PROMPT: Among the entries below, how many lines hold "email"? Only the number is wanted.

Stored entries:
——————————
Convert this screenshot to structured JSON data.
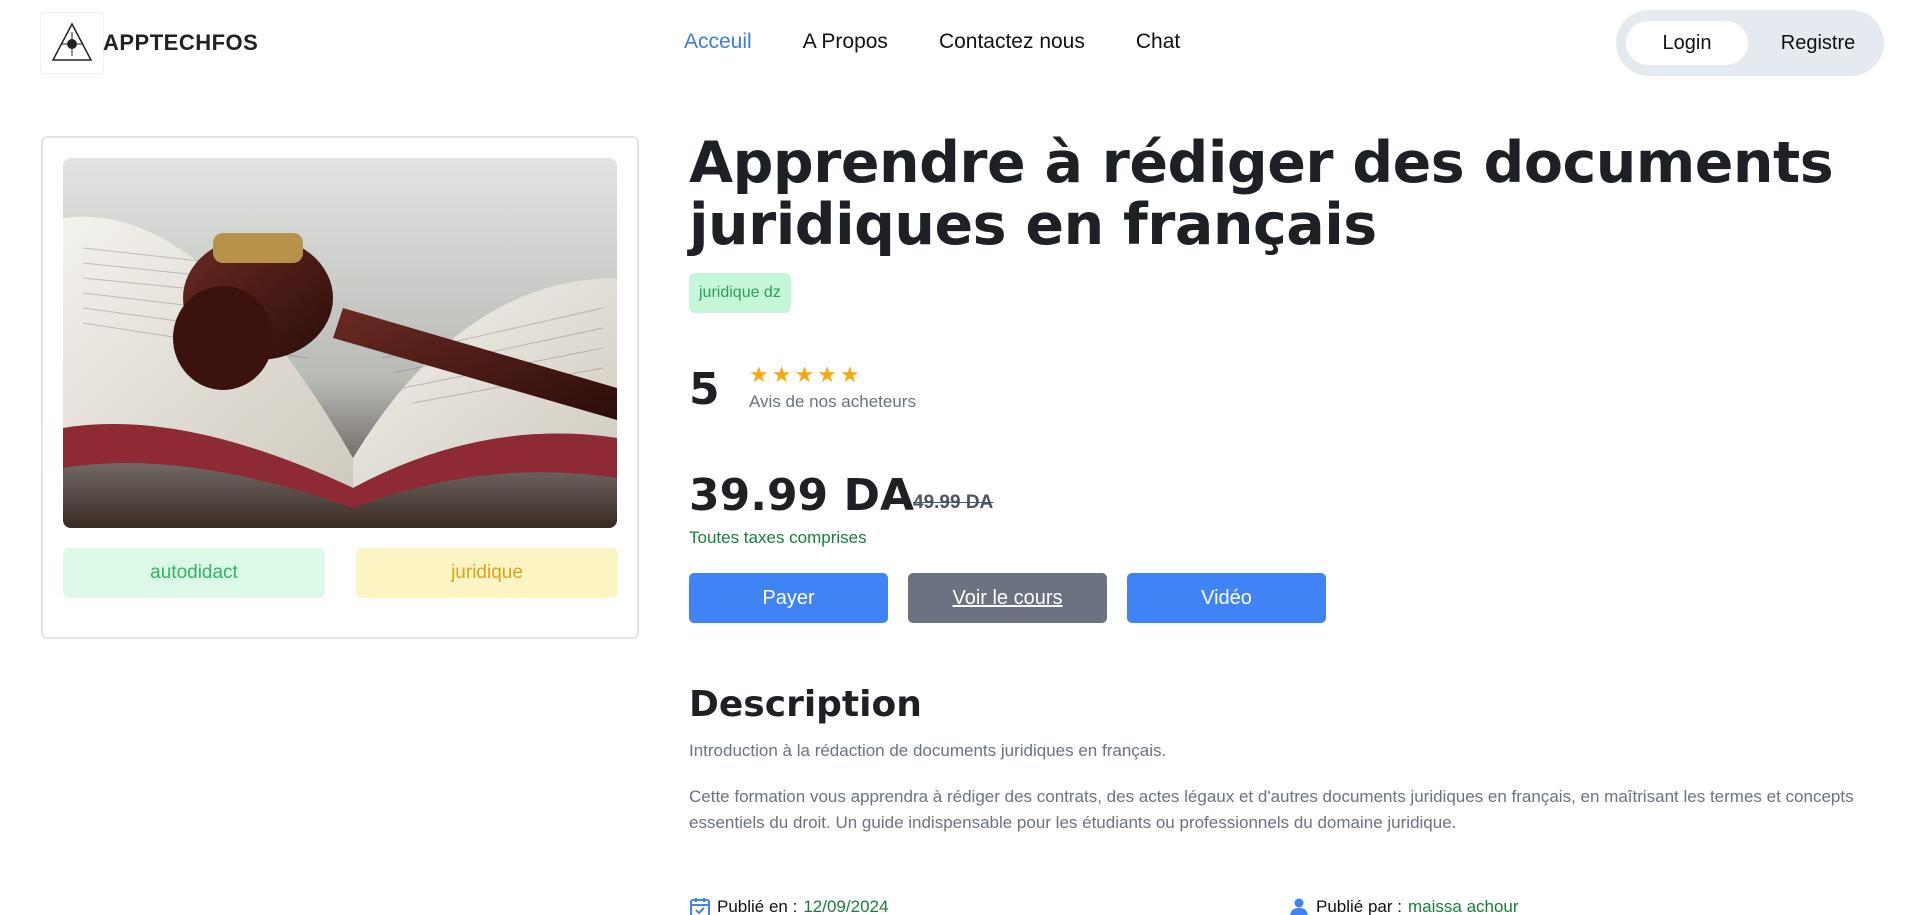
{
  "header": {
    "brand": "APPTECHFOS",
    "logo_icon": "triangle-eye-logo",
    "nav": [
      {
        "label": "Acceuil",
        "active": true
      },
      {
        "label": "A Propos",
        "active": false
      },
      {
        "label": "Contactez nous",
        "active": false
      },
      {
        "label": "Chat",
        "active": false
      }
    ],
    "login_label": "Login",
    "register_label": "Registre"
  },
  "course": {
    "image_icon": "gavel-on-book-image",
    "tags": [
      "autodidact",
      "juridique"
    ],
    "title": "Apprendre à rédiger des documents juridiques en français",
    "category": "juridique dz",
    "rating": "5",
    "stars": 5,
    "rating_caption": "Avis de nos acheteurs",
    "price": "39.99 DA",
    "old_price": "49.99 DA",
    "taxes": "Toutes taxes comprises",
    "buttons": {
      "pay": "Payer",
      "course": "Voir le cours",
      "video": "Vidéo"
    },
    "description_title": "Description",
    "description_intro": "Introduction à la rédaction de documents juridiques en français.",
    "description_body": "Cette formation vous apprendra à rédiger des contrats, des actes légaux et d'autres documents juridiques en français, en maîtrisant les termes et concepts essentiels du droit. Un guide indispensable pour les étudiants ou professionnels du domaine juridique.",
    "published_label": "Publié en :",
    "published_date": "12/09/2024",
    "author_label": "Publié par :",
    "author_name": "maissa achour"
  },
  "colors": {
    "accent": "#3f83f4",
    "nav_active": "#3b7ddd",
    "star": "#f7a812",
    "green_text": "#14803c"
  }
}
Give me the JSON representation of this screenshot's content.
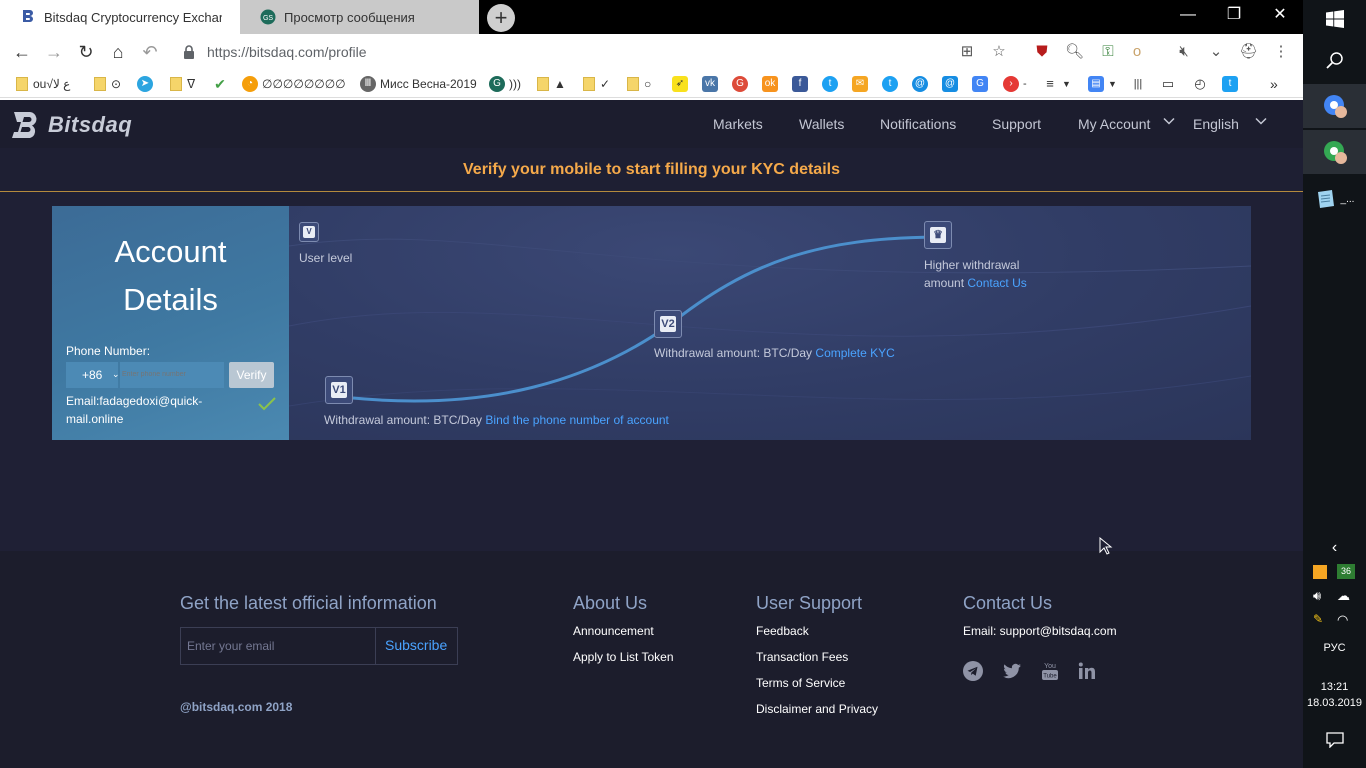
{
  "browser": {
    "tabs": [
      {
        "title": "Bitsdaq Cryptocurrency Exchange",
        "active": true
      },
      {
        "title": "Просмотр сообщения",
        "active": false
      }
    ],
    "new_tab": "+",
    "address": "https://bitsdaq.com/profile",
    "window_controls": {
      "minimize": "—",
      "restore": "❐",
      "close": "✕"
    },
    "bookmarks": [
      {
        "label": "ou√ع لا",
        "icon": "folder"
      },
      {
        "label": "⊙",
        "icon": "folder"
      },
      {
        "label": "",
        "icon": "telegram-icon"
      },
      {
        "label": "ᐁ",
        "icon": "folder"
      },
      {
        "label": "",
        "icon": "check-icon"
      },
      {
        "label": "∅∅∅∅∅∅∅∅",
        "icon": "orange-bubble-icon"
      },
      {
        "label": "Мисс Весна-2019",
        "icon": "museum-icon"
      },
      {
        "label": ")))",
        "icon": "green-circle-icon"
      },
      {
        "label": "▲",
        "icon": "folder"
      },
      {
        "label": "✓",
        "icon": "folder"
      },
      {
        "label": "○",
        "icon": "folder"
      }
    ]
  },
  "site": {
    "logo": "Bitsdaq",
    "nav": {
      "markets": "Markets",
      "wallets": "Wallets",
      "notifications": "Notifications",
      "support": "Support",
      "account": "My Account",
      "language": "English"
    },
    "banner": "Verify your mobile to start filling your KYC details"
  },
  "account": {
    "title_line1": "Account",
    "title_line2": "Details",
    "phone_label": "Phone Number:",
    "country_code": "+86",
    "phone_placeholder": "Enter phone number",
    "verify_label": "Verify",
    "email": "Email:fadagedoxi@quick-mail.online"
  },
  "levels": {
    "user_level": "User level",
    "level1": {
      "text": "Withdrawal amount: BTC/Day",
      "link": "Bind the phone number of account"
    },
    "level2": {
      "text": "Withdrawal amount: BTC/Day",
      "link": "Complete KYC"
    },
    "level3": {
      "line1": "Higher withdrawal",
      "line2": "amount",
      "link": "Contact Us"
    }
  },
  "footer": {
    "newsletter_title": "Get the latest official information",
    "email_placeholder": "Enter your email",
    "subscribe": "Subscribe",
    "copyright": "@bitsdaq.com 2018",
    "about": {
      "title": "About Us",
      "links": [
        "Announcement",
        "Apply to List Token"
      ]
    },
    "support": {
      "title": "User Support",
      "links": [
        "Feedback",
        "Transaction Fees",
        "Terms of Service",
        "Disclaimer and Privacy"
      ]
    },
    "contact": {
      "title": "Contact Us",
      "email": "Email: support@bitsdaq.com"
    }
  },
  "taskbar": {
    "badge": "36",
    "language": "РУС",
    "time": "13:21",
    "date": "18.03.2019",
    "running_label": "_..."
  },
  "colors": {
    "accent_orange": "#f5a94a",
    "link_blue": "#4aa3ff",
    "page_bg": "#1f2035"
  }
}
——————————
REPLY TO THE EXERCISE: 3